Provided records START

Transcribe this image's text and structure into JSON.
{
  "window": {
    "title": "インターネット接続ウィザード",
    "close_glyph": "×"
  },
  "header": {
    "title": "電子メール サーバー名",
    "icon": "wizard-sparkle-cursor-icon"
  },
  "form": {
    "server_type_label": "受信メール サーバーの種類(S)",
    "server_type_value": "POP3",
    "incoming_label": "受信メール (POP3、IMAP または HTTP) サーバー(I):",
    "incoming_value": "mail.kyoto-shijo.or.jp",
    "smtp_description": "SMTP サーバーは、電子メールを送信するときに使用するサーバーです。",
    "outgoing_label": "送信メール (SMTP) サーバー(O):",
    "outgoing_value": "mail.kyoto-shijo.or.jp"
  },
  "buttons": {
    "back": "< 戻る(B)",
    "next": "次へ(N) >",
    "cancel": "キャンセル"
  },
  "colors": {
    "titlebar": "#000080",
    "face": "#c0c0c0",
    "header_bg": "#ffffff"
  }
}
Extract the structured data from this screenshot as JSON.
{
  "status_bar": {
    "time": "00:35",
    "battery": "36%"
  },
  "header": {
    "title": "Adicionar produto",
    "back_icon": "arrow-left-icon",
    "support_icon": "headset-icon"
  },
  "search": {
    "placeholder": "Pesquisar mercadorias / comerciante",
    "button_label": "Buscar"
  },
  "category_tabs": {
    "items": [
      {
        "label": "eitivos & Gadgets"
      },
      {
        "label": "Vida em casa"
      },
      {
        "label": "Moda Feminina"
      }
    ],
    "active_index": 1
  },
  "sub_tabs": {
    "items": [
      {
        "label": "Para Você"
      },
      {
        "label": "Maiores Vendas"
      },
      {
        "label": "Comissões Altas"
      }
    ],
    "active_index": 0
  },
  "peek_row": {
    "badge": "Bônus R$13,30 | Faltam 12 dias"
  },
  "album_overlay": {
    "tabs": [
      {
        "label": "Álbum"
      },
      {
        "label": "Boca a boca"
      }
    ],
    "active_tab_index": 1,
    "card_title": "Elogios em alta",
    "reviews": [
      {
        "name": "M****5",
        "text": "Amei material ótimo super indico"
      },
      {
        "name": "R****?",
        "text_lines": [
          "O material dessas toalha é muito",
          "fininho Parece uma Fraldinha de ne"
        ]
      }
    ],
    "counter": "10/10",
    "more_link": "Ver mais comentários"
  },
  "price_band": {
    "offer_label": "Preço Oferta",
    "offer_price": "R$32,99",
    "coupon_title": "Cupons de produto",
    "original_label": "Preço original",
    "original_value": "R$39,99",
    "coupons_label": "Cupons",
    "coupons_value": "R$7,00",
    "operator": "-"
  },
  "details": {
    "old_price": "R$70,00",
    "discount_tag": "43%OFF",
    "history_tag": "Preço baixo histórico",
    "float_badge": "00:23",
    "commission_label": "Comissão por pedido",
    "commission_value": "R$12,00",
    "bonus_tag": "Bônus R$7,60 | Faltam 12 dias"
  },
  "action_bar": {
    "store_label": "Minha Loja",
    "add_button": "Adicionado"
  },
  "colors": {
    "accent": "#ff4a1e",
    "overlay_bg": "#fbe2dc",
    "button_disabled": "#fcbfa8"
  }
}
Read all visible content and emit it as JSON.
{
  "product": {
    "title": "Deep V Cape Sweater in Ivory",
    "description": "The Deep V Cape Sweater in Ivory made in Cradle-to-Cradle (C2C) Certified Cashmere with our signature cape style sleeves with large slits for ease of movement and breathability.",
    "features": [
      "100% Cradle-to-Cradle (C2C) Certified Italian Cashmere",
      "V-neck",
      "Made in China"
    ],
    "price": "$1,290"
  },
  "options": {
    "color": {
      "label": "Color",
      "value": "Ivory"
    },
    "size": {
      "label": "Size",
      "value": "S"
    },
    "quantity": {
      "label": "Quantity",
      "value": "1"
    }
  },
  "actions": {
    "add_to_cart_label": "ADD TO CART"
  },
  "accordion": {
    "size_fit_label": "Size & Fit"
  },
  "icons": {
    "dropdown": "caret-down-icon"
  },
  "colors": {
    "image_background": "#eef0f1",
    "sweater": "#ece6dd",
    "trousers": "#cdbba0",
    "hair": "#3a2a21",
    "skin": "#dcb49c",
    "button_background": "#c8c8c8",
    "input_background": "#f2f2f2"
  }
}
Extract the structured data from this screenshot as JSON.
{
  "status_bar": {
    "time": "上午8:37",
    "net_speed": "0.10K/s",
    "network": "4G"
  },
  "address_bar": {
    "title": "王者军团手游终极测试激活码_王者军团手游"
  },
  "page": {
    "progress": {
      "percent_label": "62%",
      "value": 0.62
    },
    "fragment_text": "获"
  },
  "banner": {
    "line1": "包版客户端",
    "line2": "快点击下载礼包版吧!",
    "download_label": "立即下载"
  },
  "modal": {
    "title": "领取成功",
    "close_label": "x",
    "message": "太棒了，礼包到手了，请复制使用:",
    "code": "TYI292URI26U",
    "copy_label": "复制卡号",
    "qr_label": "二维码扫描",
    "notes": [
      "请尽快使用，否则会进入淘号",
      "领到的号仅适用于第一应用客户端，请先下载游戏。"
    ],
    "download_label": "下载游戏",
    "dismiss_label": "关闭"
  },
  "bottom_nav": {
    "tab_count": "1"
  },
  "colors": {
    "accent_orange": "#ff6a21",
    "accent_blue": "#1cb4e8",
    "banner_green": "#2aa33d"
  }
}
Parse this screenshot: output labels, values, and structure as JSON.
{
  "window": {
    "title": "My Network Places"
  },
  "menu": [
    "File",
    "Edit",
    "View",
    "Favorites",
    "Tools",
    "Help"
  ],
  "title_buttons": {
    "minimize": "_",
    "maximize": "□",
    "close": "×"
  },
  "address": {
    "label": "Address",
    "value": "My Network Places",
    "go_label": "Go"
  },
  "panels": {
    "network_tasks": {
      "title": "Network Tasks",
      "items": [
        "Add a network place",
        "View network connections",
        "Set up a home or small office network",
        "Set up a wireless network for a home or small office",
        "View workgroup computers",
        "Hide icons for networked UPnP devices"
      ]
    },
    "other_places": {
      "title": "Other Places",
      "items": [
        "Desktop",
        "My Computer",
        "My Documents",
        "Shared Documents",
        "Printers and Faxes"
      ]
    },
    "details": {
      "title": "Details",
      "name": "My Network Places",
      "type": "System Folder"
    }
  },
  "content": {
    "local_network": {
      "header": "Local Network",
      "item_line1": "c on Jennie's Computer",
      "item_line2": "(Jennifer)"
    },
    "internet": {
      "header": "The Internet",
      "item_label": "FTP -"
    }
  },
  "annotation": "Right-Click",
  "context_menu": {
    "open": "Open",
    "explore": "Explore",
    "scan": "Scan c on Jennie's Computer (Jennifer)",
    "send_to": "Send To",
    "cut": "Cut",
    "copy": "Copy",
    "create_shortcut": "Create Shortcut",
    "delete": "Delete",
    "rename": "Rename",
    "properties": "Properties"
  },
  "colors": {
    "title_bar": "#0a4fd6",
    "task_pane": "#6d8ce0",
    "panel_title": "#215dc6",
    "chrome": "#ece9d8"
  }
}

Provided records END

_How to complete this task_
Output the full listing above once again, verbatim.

_Solved exercise_
Transcribe this image's text and structure into JSON.
{
  "window": {
    "title": "インターネット接続ウィザード",
    "close_glyph": "×"
  },
  "header": {
    "title": "電子メール サーバー名",
    "icon": "wizard-sparkle-cursor-icon"
  },
  "form": {
    "server_type_label": "受信メール サーバーの種類(S)",
    "server_type_value": "POP3",
    "incoming_label": "受信メール (POP3、IMAP または HTTP) サーバー(I):",
    "incoming_value": "mail.kyoto-shijo.or.jp",
    "smtp_description": "SMTP サーバーは、電子メールを送信するときに使用するサーバーです。",
    "outgoing_label": "送信メール (SMTP) サーバー(O):",
    "outgoing_value": "mail.kyoto-shijo.or.jp"
  },
  "buttons": {
    "back": "< 戻る(B)",
    "next": "次へ(N) >",
    "cancel": "キャンセル"
  },
  "colors": {
    "titlebar": "#000080",
    "face": "#c0c0c0",
    "header_bg": "#ffffff"
  }
}
Extract the structured data from this screenshot as JSON.
{
  "status_bar": {
    "time": "00:35",
    "battery": "36%"
  },
  "header": {
    "title": "Adicionar produto",
    "back_icon": "arrow-left-icon",
    "support_icon": "headset-icon"
  },
  "search": {
    "placeholder": "Pesquisar mercadorias / comerciante",
    "button_label": "Buscar"
  },
  "category_tabs": {
    "items": [
      {
        "label": "eitivos & Gadgets"
      },
      {
        "label": "Vida em casa"
      },
      {
        "label": "Moda Feminina"
      }
    ],
    "active_index": 1
  },
  "sub_tabs": {
    "items": [
      {
        "label": "Para Você"
      },
      {
        "label": "Maiores Vendas"
      },
      {
        "label": "Comissões Altas"
      }
    ],
    "active_index": 0
  },
  "peek_row": {
    "badge": "Bônus R$13,30 | Faltam 12 dias"
  },
  "album_overlay": {
    "tabs": [
      {
        "label": "Álbum"
      },
      {
        "label": "Boca a boca"
      }
    ],
    "active_tab_index": 1,
    "card_title": "Elogios em alta",
    "reviews": [
      {
        "name": "M****5",
        "text": "Amei material ótimo super indico"
      },
      {
        "name": "R****?",
        "text_lines": [
          "O material dessas toalha é muito",
          "fininho Parece uma Fraldinha de ne"
        ]
      }
    ],
    "counter": "10/10",
    "more_link": "Ver mais comentários"
  },
  "price_band": {
    "offer_label": "Preço Oferta",
    "offer_price": "R$32,99",
    "coupon_title": "Cupons de produto",
    "original_label": "Preço original",
    "original_value": "R$39,99",
    "coupons_label": "Cupons",
    "coupons_value": "R$7,00",
    "operator": "-"
  },
  "details": {
    "old_price": "R$70,00",
    "discount_tag": "43%OFF",
    "history_tag": "Preço baixo histórico",
    "float_badge": "00:23",
    "commission_label": "Comissão por pedido",
    "commission_value": "R$12,00",
    "bonus_tag": "Bônus R$7,60 | Faltam 12 dias"
  },
  "action_bar": {
    "store_label": "Minha Loja",
    "add_button": "Adicionado"
  },
  "colors": {
    "accent": "#ff4a1e",
    "overlay_bg": "#fbe2dc",
    "button_disabled": "#fcbfa8"
  }
}
Read all visible content and emit it as JSON.
{
  "product": {
    "title": "Deep V Cape Sweater in Ivory",
    "description": "The Deep V Cape Sweater in Ivory made in Cradle-to-Cradle (C2C) Certified Cashmere with our signature cape style sleeves with large slits for ease of movement and breathability.",
    "features": [
      "100% Cradle-to-Cradle (C2C) Certified Italian Cashmere",
      "V-neck",
      "Made in China"
    ],
    "price": "$1,290"
  },
  "options": {
    "color": {
      "label": "Color",
      "value": "Ivory"
    },
    "size": {
      "label": "Size",
      "value": "S"
    },
    "quantity": {
      "label": "Quantity",
      "value": "1"
    }
  },
  "actions": {
    "add_to_cart_label": "ADD TO CART"
  },
  "accordion": {
    "size_fit_label": "Size & Fit"
  },
  "icons": {
    "dropdown": "caret-down-icon"
  },
  "colors": {
    "image_background": "#eef0f1",
    "sweater": "#ece6dd",
    "trousers": "#cdbba0",
    "hair": "#3a2a21",
    "skin": "#dcb49c",
    "button_background": "#c8c8c8",
    "input_background": "#f2f2f2"
  }
}
Extract the structured data from this screenshot as JSON.
{
  "status_bar": {
    "time": "上午8:37",
    "net_speed": "0.10K/s",
    "network": "4G"
  },
  "address_bar": {
    "title": "王者军团手游终极测试激活码_王者军团手游"
  },
  "page": {
    "progress": {
      "percent_label": "62%",
      "value": 0.62
    },
    "fragment_text": "获"
  },
  "banner": {
    "line1": "包版客户端",
    "line2": "快点击下载礼包版吧!",
    "download_label": "立即下载"
  },
  "modal": {
    "title": "领取成功",
    "close_label": "x",
    "message": "太棒了，礼包到手了，请复制使用:",
    "code": "TYI292URI26U",
    "copy_label": "复制卡号",
    "qr_label": "二维码扫描",
    "notes": [
      "请尽快使用，否则会进入淘号",
      "领到的号仅适用于第一应用客户端，请先下载游戏。"
    ],
    "download_label": "下载游戏",
    "dismiss_label": "关闭"
  },
  "bottom_nav": {
    "tab_count": "1"
  },
  "colors": {
    "accent_orange": "#ff6a21",
    "accent_blue": "#1cb4e8",
    "banner_green": "#2aa33d"
  }
}
Parse this screenshot: output labels, values, and structure as JSON.
{
  "window": {
    "title": "My Network Places"
  },
  "menu": [
    "File",
    "Edit",
    "View",
    "Favorites",
    "Tools",
    "Help"
  ],
  "title_buttons": {
    "minimize": "_",
    "maximize": "□",
    "close": "×"
  },
  "address": {
    "label": "Address",
    "value": "My Network Places",
    "go_label": "Go"
  },
  "panels": {
    "network_tasks": {
      "title": "Network Tasks",
      "items": [
        "Add a network place",
        "View network connections",
        "Set up a home or small office network",
        "Set up a wireless network for a home or small office",
        "View workgroup computers",
        "Hide icons for networked UPnP devices"
      ]
    },
    "other_places": {
      "title": "Other Places",
      "items": [
        "Desktop",
        "My Computer",
        "My Documents",
        "Shared Documents",
        "Printers and Faxes"
      ]
    },
    "details": {
      "title": "Details",
      "name": "My Network Places",
      "type": "System Folder"
    }
  },
  "content": {
    "local_network": {
      "header": "Local Network",
      "item_line1": "c on Jennie's Computer",
      "item_line2": "(Jennifer)"
    },
    "internet": {
      "header": "The Internet",
      "item_label": "FTP -"
    }
  },
  "annotation": "Right-Click",
  "context_menu": {
    "open": "Open",
    "explore": "Explore",
    "scan": "Scan c on Jennie's Computer (Jennifer)",
    "send_to": "Send To",
    "cut": "Cut",
    "copy": "Copy",
    "create_shortcut": "Create Shortcut",
    "delete": "Delete",
    "rename": "Rename",
    "properties": "Properties"
  },
  "colors": {
    "title_bar": "#0a4fd6",
    "task_pane": "#6d8ce0",
    "panel_title": "#215dc6",
    "chrome": "#ece9d8"
  }
}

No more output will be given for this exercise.